The first patient to be scanned with the dedicated breast PET/CT scanner was a 49-year-old woman with a palpable mass on her right breast. The dedicated breast PET/CT scan accurately detected breast cancer, which was later confirmed by biopsy. The results indicate that PET and CT images of the uncompressed breast are accurate and provide clinically relevant data.
Amy Shaw | EurekAlert!
Transport of molecular motors into cilia
28.03.2017 | Aarhus University
Asian dust providing key nutrients for California's giant sequoias
28.03.2017 | University of California - Riverside
The Institute of Semiconductor Technology and the Institute of Physical and Theoretical Chemistry, both members of the Laboratory for Emerging Nanometrology (LENA), at Technische Universität Braunschweig are partners in a new European research project entitled ChipScope, which aims to develop a completely new and extremely small optical microscope capable of observing the interior of living cells in real time. A consortium of 7 partners from 5 countries will tackle this issue with very ambitious objectives during a four-year research program.
To demonstrate the usefulness of this new scientific tool, at the end of the project the developed chip-sized microscope will be used to observe in real-time...
Astronomers from Bonn and Tautenburg in Thuringia (Germany) used the 100-m radio telescope at Effelsberg to observe several galaxy clusters. At the edges of these large accumulations of dark matter, stellar systems (galaxies), hot gas, and charged particles, they found magnetic fields that are exceptionally ordered over distances of many million light years. This makes them the most extended magnetic fields in the universe known so far.
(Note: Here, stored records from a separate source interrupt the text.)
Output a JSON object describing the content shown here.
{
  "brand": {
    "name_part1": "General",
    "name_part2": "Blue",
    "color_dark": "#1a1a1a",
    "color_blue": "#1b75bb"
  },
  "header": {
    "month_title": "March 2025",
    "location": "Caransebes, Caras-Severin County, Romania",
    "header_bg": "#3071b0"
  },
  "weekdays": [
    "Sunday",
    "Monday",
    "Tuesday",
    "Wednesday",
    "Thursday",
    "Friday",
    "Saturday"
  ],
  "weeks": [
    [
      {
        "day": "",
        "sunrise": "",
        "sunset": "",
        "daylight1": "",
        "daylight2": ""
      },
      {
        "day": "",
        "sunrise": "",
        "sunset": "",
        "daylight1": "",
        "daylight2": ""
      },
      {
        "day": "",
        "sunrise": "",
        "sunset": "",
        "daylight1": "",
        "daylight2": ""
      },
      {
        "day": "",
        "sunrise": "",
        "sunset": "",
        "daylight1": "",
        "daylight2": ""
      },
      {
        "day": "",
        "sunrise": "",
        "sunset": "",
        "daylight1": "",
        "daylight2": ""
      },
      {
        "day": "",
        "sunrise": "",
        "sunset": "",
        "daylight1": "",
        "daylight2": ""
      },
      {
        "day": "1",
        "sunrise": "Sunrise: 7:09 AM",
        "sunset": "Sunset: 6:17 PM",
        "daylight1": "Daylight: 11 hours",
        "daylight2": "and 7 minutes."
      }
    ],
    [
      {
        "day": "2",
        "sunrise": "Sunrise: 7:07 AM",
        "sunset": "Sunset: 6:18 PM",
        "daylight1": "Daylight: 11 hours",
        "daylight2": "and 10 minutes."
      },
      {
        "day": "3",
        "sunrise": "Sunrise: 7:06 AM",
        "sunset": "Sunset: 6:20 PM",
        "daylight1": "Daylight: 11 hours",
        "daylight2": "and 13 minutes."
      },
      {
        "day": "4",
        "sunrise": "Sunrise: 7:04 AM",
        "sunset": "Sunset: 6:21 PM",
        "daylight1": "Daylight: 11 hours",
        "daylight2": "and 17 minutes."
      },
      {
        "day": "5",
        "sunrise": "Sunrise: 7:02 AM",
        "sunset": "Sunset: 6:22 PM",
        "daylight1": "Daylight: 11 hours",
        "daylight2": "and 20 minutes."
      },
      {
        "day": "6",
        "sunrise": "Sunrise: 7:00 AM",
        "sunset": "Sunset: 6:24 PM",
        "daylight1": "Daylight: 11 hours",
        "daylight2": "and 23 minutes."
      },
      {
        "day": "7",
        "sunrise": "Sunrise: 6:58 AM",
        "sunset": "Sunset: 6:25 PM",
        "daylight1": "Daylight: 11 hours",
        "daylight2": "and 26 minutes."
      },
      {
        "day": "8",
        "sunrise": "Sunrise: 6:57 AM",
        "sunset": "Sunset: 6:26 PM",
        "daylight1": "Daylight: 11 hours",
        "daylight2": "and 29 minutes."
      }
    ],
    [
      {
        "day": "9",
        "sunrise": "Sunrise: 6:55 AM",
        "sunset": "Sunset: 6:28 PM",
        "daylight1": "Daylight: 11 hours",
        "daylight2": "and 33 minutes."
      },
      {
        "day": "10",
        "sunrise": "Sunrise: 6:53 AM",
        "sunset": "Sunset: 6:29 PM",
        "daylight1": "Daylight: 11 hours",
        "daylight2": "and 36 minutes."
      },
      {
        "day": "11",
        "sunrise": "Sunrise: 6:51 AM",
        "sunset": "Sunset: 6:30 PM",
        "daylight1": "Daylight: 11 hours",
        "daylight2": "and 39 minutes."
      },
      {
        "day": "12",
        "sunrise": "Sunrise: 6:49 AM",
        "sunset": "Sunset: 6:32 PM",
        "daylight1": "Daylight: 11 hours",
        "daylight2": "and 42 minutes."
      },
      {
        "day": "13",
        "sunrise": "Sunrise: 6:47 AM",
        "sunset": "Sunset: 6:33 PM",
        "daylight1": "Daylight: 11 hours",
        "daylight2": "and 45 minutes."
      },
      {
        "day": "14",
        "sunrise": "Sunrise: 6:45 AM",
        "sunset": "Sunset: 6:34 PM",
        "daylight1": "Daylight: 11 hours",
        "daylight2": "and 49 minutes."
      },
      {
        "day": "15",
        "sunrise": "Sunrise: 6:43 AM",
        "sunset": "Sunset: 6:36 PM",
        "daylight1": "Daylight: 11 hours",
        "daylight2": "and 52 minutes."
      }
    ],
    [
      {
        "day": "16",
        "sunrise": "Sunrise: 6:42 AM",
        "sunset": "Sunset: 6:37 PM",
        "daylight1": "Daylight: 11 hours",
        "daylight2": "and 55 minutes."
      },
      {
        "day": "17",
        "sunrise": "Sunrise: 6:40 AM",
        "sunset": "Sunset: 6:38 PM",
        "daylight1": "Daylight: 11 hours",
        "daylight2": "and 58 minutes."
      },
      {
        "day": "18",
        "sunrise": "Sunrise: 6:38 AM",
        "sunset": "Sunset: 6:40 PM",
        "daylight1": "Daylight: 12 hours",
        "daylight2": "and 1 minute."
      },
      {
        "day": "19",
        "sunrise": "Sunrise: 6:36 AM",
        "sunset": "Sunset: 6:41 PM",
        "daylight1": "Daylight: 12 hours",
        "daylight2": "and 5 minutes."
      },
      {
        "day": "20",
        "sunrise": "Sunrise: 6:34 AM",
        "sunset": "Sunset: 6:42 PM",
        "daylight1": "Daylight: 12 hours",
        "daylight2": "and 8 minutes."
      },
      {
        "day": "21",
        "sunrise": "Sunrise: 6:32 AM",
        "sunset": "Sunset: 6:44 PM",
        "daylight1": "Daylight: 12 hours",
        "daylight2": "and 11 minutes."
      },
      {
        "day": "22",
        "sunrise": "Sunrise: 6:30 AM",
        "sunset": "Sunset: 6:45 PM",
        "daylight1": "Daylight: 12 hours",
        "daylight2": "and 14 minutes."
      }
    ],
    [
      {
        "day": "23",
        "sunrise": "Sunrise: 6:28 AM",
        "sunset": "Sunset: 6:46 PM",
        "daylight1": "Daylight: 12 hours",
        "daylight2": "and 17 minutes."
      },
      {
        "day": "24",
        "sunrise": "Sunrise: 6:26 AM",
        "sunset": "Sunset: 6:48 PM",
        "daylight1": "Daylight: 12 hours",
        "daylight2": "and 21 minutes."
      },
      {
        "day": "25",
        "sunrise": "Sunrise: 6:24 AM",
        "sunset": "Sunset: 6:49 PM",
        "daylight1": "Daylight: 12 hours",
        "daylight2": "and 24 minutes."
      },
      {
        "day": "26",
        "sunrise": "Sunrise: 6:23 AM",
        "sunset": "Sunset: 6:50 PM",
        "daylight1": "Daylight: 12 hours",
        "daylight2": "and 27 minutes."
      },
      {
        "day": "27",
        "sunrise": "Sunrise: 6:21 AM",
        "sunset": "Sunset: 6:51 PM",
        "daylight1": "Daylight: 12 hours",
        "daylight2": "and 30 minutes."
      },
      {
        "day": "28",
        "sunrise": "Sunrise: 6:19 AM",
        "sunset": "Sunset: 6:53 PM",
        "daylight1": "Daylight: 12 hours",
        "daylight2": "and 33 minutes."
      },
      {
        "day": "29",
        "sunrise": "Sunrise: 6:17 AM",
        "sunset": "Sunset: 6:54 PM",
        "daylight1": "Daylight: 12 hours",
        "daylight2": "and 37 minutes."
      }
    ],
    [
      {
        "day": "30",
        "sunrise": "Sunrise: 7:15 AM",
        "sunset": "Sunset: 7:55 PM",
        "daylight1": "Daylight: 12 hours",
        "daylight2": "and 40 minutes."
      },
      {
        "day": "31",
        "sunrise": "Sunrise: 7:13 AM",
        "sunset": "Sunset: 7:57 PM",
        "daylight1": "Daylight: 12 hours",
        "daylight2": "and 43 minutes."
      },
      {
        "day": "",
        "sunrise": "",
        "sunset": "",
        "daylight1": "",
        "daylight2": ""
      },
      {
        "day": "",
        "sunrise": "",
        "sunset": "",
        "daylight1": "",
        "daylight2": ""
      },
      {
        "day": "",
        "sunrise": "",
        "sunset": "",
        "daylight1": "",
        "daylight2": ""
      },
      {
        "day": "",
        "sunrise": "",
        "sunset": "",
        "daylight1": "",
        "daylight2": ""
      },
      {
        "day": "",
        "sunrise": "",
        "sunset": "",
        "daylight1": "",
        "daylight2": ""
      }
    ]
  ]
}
The results will be published on March 22 in the journal „Astronomy & Astrophysics“.
Galaxy clusters are the largest gravitationally bound structures in the universe. With a typical extent of about 10 million light years, i.e. 100 times the...
Researchers at the Goethe University Frankfurt, together with partners from the University of Tübingen in Germany and Queen Mary University as well as Francis Crick Institute from London (UK) have developed a novel technology to decipher the secret ubiquitin code.
Ubiquitin is a small protein that can be linked to other cellular proteins, thereby controlling and modulating their functions. The attachment occurs in many...
In the eternal search for next generation high-efficiency solar cells and LEDs, scientists at Los Alamos National Laboratory and their partners are creating...
Silicon nanosheets are thin, two-dimensional layers with exceptional optoelectronic properties very similar to those of graphene. Albeit, the nanosheets are less stable. Now researchers at the Technical University of Munich (TUM) have, for the first time ever, produced a composite material combining silicon nanosheets and a polymer that is both UV-resistant and easy to process. This brings the scientists a significant step closer to industrial applications like flexible displays and photosensors.
Silicon nanosheets are thin, two-dimensional layers with exceptional optoelectronic properties very similar to those of graphene. Albeit, the nanosheets are...
20.03.2017 | Event News
14.03.2017 | Event News
07.03.2017 | Event News
28.03.2017 | Life Sciences
28.03.2017 | Information Technology
28.03.2017 | Physics and Astronomy